▶ [Data extracts]

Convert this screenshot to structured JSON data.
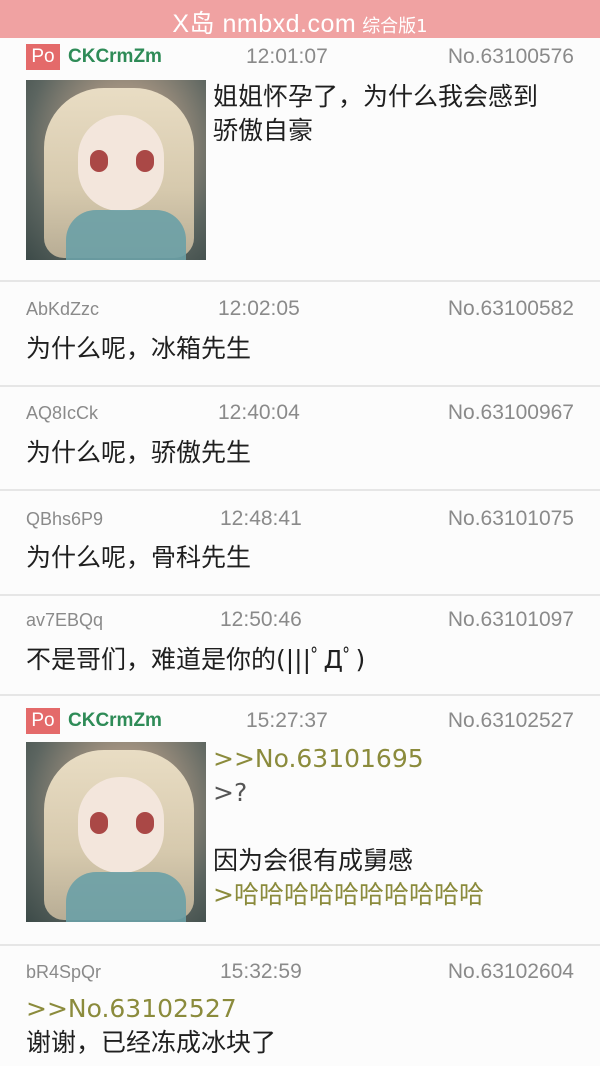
{
  "header": {
    "title": "X岛 nmbxd.com",
    "subtitle": "综合版1"
  },
  "colors": {
    "header_bg": "#f0a2a2",
    "po_badge": "#e46a6a",
    "po_uid": "#2e8b57",
    "quote": "#8b8b3c"
  },
  "posts": [
    {
      "po": true,
      "po_label": "Po",
      "uid": "CKCrmZm",
      "time": "12:01:07",
      "no": "No.63100576",
      "lines": [
        "姐姐怀孕了，为什么我会感到",
        "骄傲自豪"
      ]
    },
    {
      "po": false,
      "uid": "AbKdZzc",
      "time": "12:02:05",
      "no": "No.63100582",
      "lines": [
        "为什么呢，冰箱先生"
      ]
    },
    {
      "po": false,
      "uid": "AQ8IcCk",
      "time": "12:40:04",
      "no": "No.63100967",
      "lines": [
        "为什么呢，骄傲先生"
      ]
    },
    {
      "po": false,
      "uid": "QBhs6P9",
      "time": "12:48:41",
      "no": "No.63101075",
      "lines": [
        "为什么呢，骨科先生"
      ]
    },
    {
      "po": false,
      "uid": "av7EBQq",
      "time": "12:50:46",
      "no": "No.63101097",
      "lines": [
        "不是哥们，难道是你的(|||ﾟДﾟ)"
      ]
    },
    {
      "po": true,
      "po_label": "Po",
      "uid": "CKCrmZm",
      "time": "15:27:37",
      "no": "No.63102527",
      "quote": ">>No.63101695",
      "greentext1": ">?",
      "line": "因为会很有成舅感",
      "greentext2": ">哈哈哈哈哈哈哈哈哈哈"
    },
    {
      "po": false,
      "uid": "bR4SpQr",
      "time": "15:32:59",
      "no": "No.63102604",
      "quote": ">>No.63102527",
      "line": "谢谢，已经冻成冰块了"
    }
  ]
}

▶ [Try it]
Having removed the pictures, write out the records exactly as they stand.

▶ [Response to this task]
Convert this screenshot to structured JSON data.
{
  "header": {
    "title": "X岛 nmbxd.com",
    "subtitle": "综合版1"
  },
  "colors": {
    "header_bg": "#f0a2a2",
    "po_badge": "#e46a6a",
    "po_uid": "#2e8b57",
    "quote": "#8b8b3c"
  },
  "posts": [
    {
      "po": true,
      "po_label": "Po",
      "uid": "CKCrmZm",
      "time": "12:01:07",
      "no": "No.63100576",
      "lines": [
        "姐姐怀孕了，为什么我会感到",
        "骄傲自豪"
      ]
    },
    {
      "po": false,
      "uid": "AbKdZzc",
      "time": "12:02:05",
      "no": "No.63100582",
      "lines": [
        "为什么呢，冰箱先生"
      ]
    },
    {
      "po": false,
      "uid": "AQ8IcCk",
      "time": "12:40:04",
      "no": "No.63100967",
      "lines": [
        "为什么呢，骄傲先生"
      ]
    },
    {
      "po": false,
      "uid": "QBhs6P9",
      "time": "12:48:41",
      "no": "No.63101075",
      "lines": [
        "为什么呢，骨科先生"
      ]
    },
    {
      "po": false,
      "uid": "av7EBQq",
      "time": "12:50:46",
      "no": "No.63101097",
      "lines": [
        "不是哥们，难道是你的(|||ﾟДﾟ)"
      ]
    },
    {
      "po": true,
      "po_label": "Po",
      "uid": "CKCrmZm",
      "time": "15:27:37",
      "no": "No.63102527",
      "quote": ">>No.63101695",
      "greentext1": ">?",
      "line": "因为会很有成舅感",
      "greentext2": ">哈哈哈哈哈哈哈哈哈哈"
    },
    {
      "po": false,
      "uid": "bR4SpQr",
      "time": "15:32:59",
      "no": "No.63102604",
      "quote": ">>No.63102527",
      "line": "谢谢，已经冻成冰块了"
    }
  ]
}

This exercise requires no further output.